Wednesday, February 28, 2024

Lessons from dust

Travel can be fraught with peril or challenges. One prepares with preparation, research, packing, and the hope that such will enable a successful journey whether for business or pleasure. One also asks for blessing from the almighty. Trepidation about the potential for peril brings to mind: “All go to one place: all are from the dust, and all return to dust.”

While we ultimately go to one place, the modern airport is a mixer. Folks arriving, going to their destination; others arrive to transfer to their destination, or take the next step to their destination. Walking through this airport, I notice my shoes are still colored with the red road dust we picked up on our travels. Only 4% of the roads in Uganda are paved hence our accumulation of dust. “All are from the dust, and all return to dust.”

How big is Uganda? As a native Rhode Islander, I always find it interesting to put things in perspective.
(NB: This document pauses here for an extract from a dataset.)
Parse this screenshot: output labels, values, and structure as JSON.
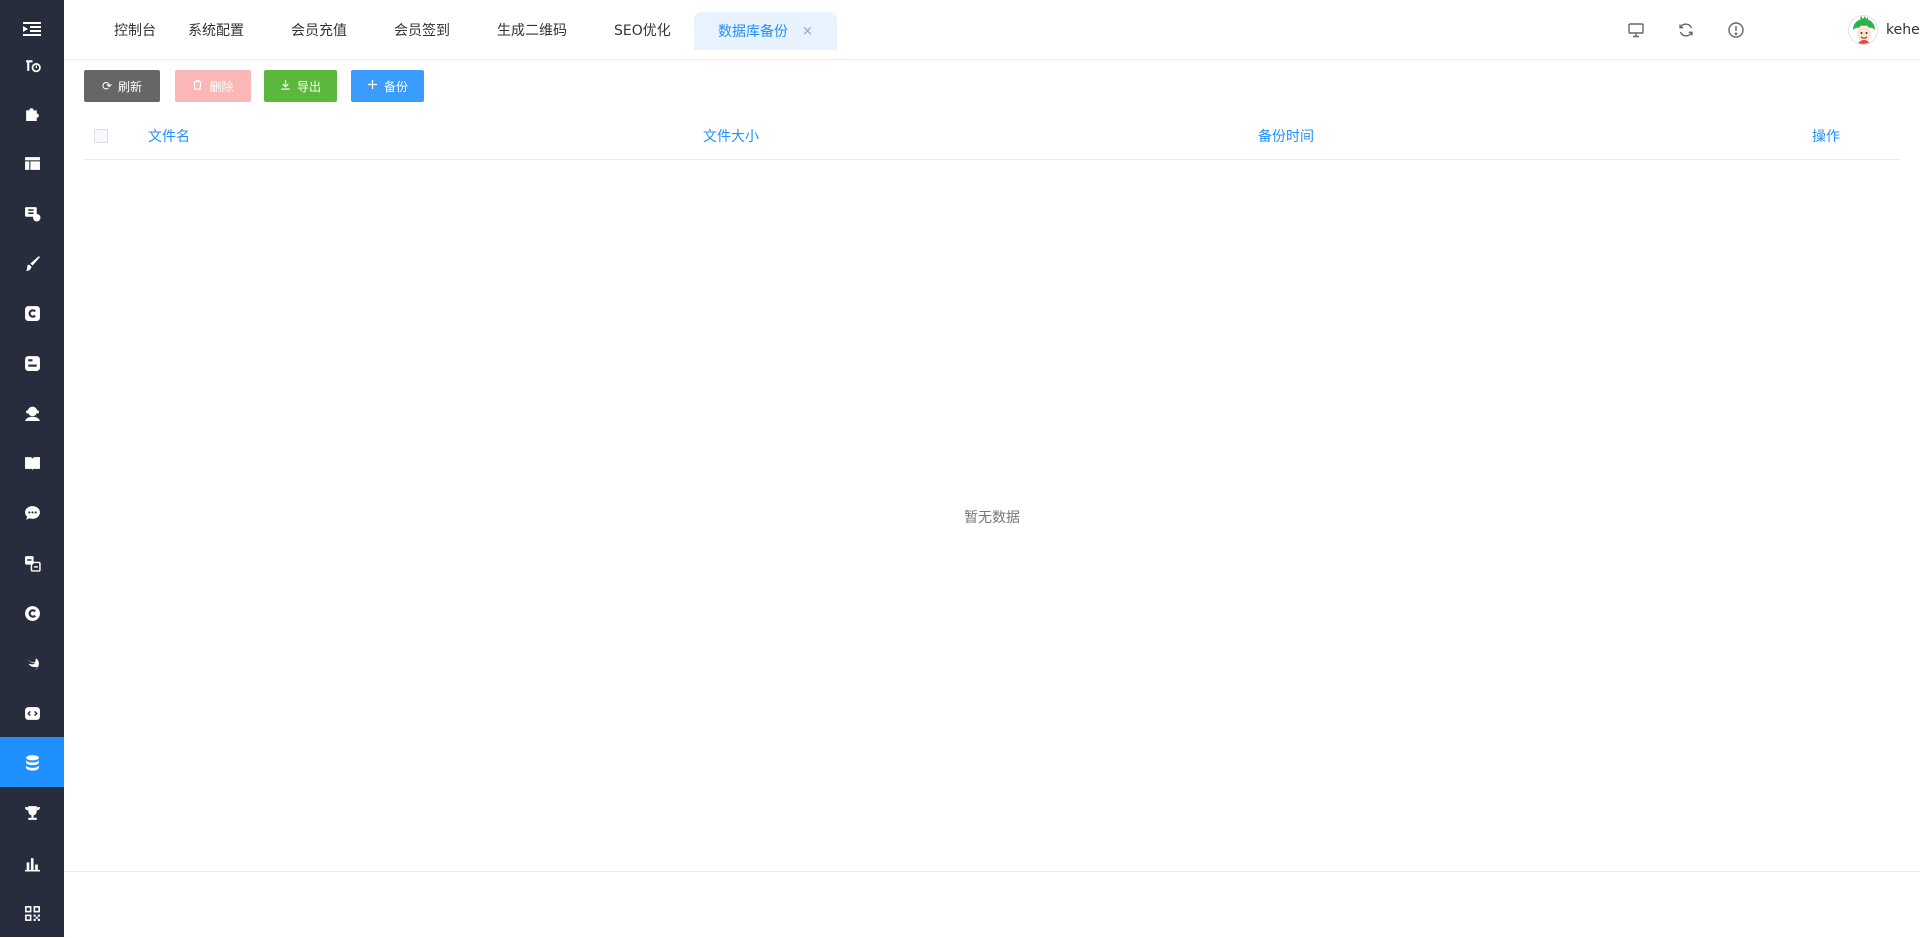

How big is Uganda compared to RI? 100, yes, one more than 99, and not just a round number. 100 RIs would fit within Uganda. 11 Massachusetts would fit. So that may help explain how we spent 20 days there and really did not see it all, no matter how much dust we collected. “All are from the dust, and all return to dust.”

Uganda is one of the poorest countries in Africa. The country has been struggling to properly utilize their resources. 60% of the population live on an average $1.25/day. When one finds out that there is also 40% unemployment, that helps to explain. Each community has a street market. Street vendors sell many of the same items; mattresses, food & produce, hand crafted wooden furniture, welded steel gates & doors. All of these are also cleaned daily to wipe away the dust. “All are from the dust, and all return to dust.”

Uganda is referred to as the “pearl of Africa.” Interesting image. Oysters make pearls. I quote: “The formation of a natural pearl inside an oyster begins when a foreign substance slips into the oyster between the mantle and the shell, which irritates the mantle. It's kind of like the oyster getting a splinter. The oyster's natural reaction is to cover up that irritant by encapsulating the interloper, thereby protecting itself. The mantle covers the irritant with layers of the same nacre substance that is used to create the shell, and these concentric layers of nacre will eventually form a pearl”. To continue the analogy, the continent has provided Uganda with a varied landscape, from the savanna, across rivers and valleys to mountains. With resources (minerals in the ground), and wild animals (in natural environments). A speck of sand (or dust) can not create a pearl. That item can be expelled by the oyster. Dust however is accumulated by all visitors. “All are from the dust, and all return to dust.”

One of the key resources available are the wildlife; giraffe, elephant, water buffalo, warthogs, chimpanzees, the mountain gorilla and a variety of antelope to name only a few. Viewing these majestic animals in their habitat is an amazing experience. They live off the land, or each other, that most of the time is pleasant and peaceful. They have life's basic needs to be busy about; food, shelter, caring for each other, and their young. Fortunate to be only a few feet away from a rather large alpha male silverback gorilla, we both took a deep breath, and listened to the jungle. “All are from the dust, and all return to dust.”

Our travels, approximately 1800 miles over 20 days, provided me with a deeper understanding of how Uganda is “the pearl of Africa.” The people are so much like us. They desire similar things, a good home, opportunity for their children, they enjoy dancing, and singing, etc. Their opportunity by being born in Uganda rather than elsewhere presents a challenge for them. However, their spirit is good. They take things in due course. The sun will rise tomorrow. “All are from the dust, and all return to dust.”

While traveling, I was surprised to find internet access much more prevalent than I expected. In a lull moment catching up on world news, an article in The Guardian caught my attention. It talked of the art curator who cleans Michelangelo’s David and who is quoted as saying about her work: “You know when you clean a bathroom, you clean and clean and think you’ve done a great job but then you spot some dust and wonder ‘where did that come from?’,” Cecilie Hollberg said on Monday. “This is what it’s like. Dust is everywhere.” “All are from the dust, and all return to dust.”

In summary, when you happen to travel, prepare & prepare, trust the process, look out for one another, there will be bumps in the road, this too shall pass, be watchful, the world around us is a wonderful thing. Be curious. Take some time to process it all. Approach life with the dust pan, gathering dust, and then moving to catch the next line, now smaller, then the next line, still smaller. Repeat and repeat. “All are from the dust, and all return to dust.”